May 11, 2022
By Atul Oka, Senior Director of Strategy and Business Development, DUKE Heights BIA
Many businesses still not completely recovered from the impact of the pandemic now must face another challenge. Rising inflation and the linked rise in interest rates will see an increase in input costs and the cost of servicing debt for most businesses. This, accompanied by the potential slowdown in consumer demand will lead to financial stress for businesses in Canada for the next few years.
Being well prepared, however, can smoothen out the impact of these headwinds. Every business is different, but here are a few ideas that you may be able to apply in your business to help you better mitigate the challenges ahead.
1. Prioritise which products and services you push
Don’t focus on products that have a “long shelf life” even though some of these may have very good margins. These slow-moving products will tie up your capital for longer periods thus limiting your financial liquidity.
Also, try and focus on fast-moving high-margin products where demand remains stable irrespective of small changes in price. This will allow you to pass on some of the price increases in your input costs to your customers without drastically affecting your margins or volumes.
2. Spend wisely
All businesses need to spend money to make money, but during tough times it is essential that a differentiation be made between strategic vs non-strategic spending.
A simple rule of thumb to help identify if a cost is strategic is to make sure the cost checks one of the following:
- Is the cost essential to maintaining or growing the business?
- Is the cost going to result in a short- or medium-term cost saving for the business?
- Is the cost a legal or compliance cost?
- Will the cost result in a positive net ROI for the business?
If that new Lamborghini for your delivery driver does not tick any of the boxes above, it may be time to rethink the expense for the next year or two.
3. Build a financial buffer
If you are a business that carries debt, it may be time to find ways to reduce costs and repay as much debt as possible before interest rates rise too far. Streamline your processes and eliminate wasted steps, costs, and shrinkage. Try and accumulate these savings over time so you have a war chest ready for emergencies.

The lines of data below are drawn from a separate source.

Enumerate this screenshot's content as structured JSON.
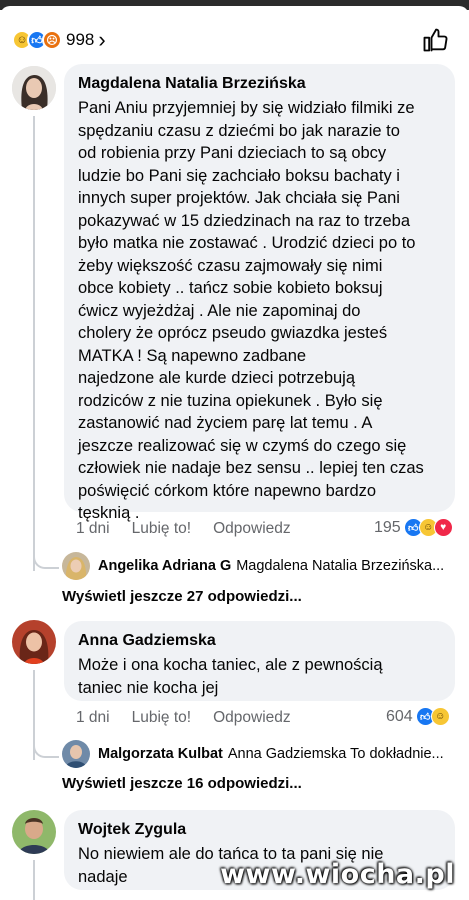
{
  "summary": {
    "count": "998",
    "chevron": "›",
    "emojis": [
      "haha",
      "like",
      "angry"
    ]
  },
  "comments": [
    {
      "author": "Magdalena Natalia Brzezińska",
      "text": "Pani Aniu przyjemniej by się widziało filmiki ze\nspędzaniu czasu z dziećmi bo jak narazie to\nod robienia przy Pani dzieciach to są obcy\nludzie bo Pani się zachciało boksu bachaty i\ninnych super projektów. Jak chciała się Pani\npokazywać w 15 dziedzinach na raz to trzeba\nbyło matka nie zostawać . Urodzić dzieci po to\nżeby większość czasu zajmowały się nimi\nobce kobiety .. tańcz sobie kobieto boksuj\nćwicz wyjeżdżaj . Ale nie zapominaj do\ncholery że oprócz pseudo gwiazdka jesteś\nMATKA ! Są napewno zadbane\nnajedzone ale kurde dzieci potrzebują\nrodziców z nie tuzina opiekunek . Było się\nzastanowić nad życiem parę lat temu . A\njeszcze realizować się w czymś do czego się\nczłowiek nie nadaje bez sensu .. lepiej ten czas\npoświęcić córkom które napewno bardzo\ntęsknią .",
      "time": "1 dni",
      "like": "Lubię to!",
      "reply": "Odpowiedz",
      "reactions": "195",
      "reply_preview": {
        "name": "Angelika Adriana G",
        "text": "Magdalena Natalia Brzezińska..."
      },
      "more": "Wyświetl jeszcze 27 odpowiedzi..."
    },
    {
      "author": "Anna Gadziemska",
      "text": "Może i ona kocha taniec, ale z pewnością\ntaniec nie kocha jej",
      "time": "1 dni",
      "like": "Lubię to!",
      "reply": "Odpowiedz",
      "reactions": "604",
      "reply_preview": {
        "name": "Malgorzata Kulbat",
        "text": "Anna Gadziemska To dokładnie..."
      },
      "more": "Wyświetl jeszcze 16 odpowiedzi..."
    },
    {
      "author": "Wojtek Zygula",
      "text": "No niewiem ale do tańca to ta pani się nie\nnadaje"
    }
  ],
  "watermark": "www.wiocha.pl"
}
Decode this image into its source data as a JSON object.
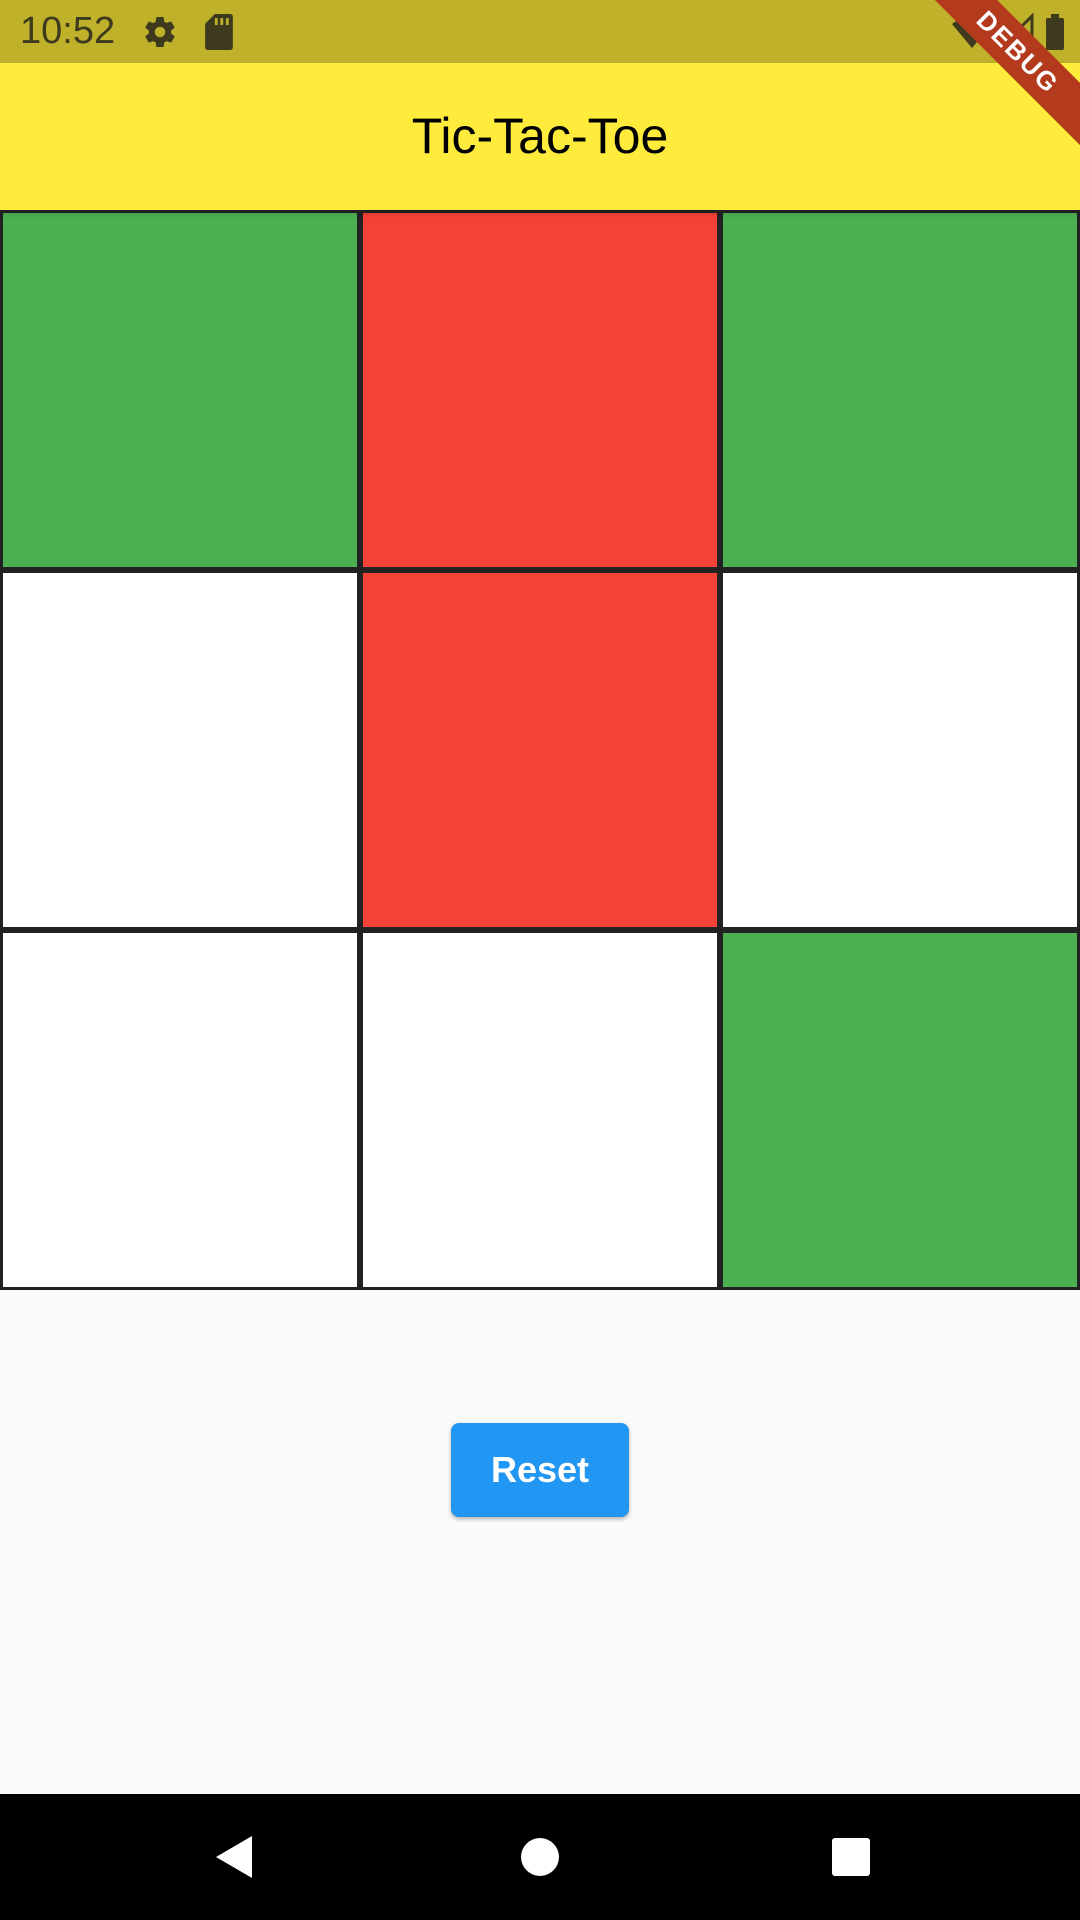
{
  "status_bar": {
    "time": "10:52",
    "icons": [
      "gear-icon",
      "sd-card-icon",
      "wifi-icon",
      "signal-icon",
      "battery-icon"
    ]
  },
  "app_bar": {
    "title": "Tic-Tac-Toe",
    "color": "#ffeb3b"
  },
  "debug_banner": "DEBUG",
  "board": {
    "cells": [
      {
        "color": "#4caf50"
      },
      {
        "color": "#f44336"
      },
      {
        "color": "#4caf50"
      },
      {
        "color": "#ffffff"
      },
      {
        "color": "#f44336"
      },
      {
        "color": "#ffffff"
      },
      {
        "color": "#ffffff"
      },
      {
        "color": "#ffffff"
      },
      {
        "color": "#4caf50"
      }
    ]
  },
  "reset_button": {
    "label": "Reset",
    "color": "#2196f3"
  },
  "nav_bar": {
    "buttons": [
      "back-icon",
      "home-icon",
      "recents-icon"
    ]
  }
}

4. Reposition your brand
Increase the perceived value of your product or service so customers are less hesitant to pay a little more. Some costs cannot be absorbed by the business and need to be passed down to the customer. This is especially challenging when your brand or product is positioned as a discount or bargain brand or product. Price increases in this sensitive segment can and will lead to the loss of certain customers.
Repositioning your brand, however, may allow you to increase prices without adverse reactions from potential clients. Increasing the perceived value of the product by improving the quality of packaging, adding warranties or guarantees, or creating bundles or packages will allow you to attract customers that are looking for value and are willing to pay a little bit more than absolute rock bottom prices for what they want at little or no additional cost to the business.
The future is always hard to read but as Benjamin Franklin said, “By failing to prepare, you are preparing to fail”. The preparations you make today may help save your business tomorrow.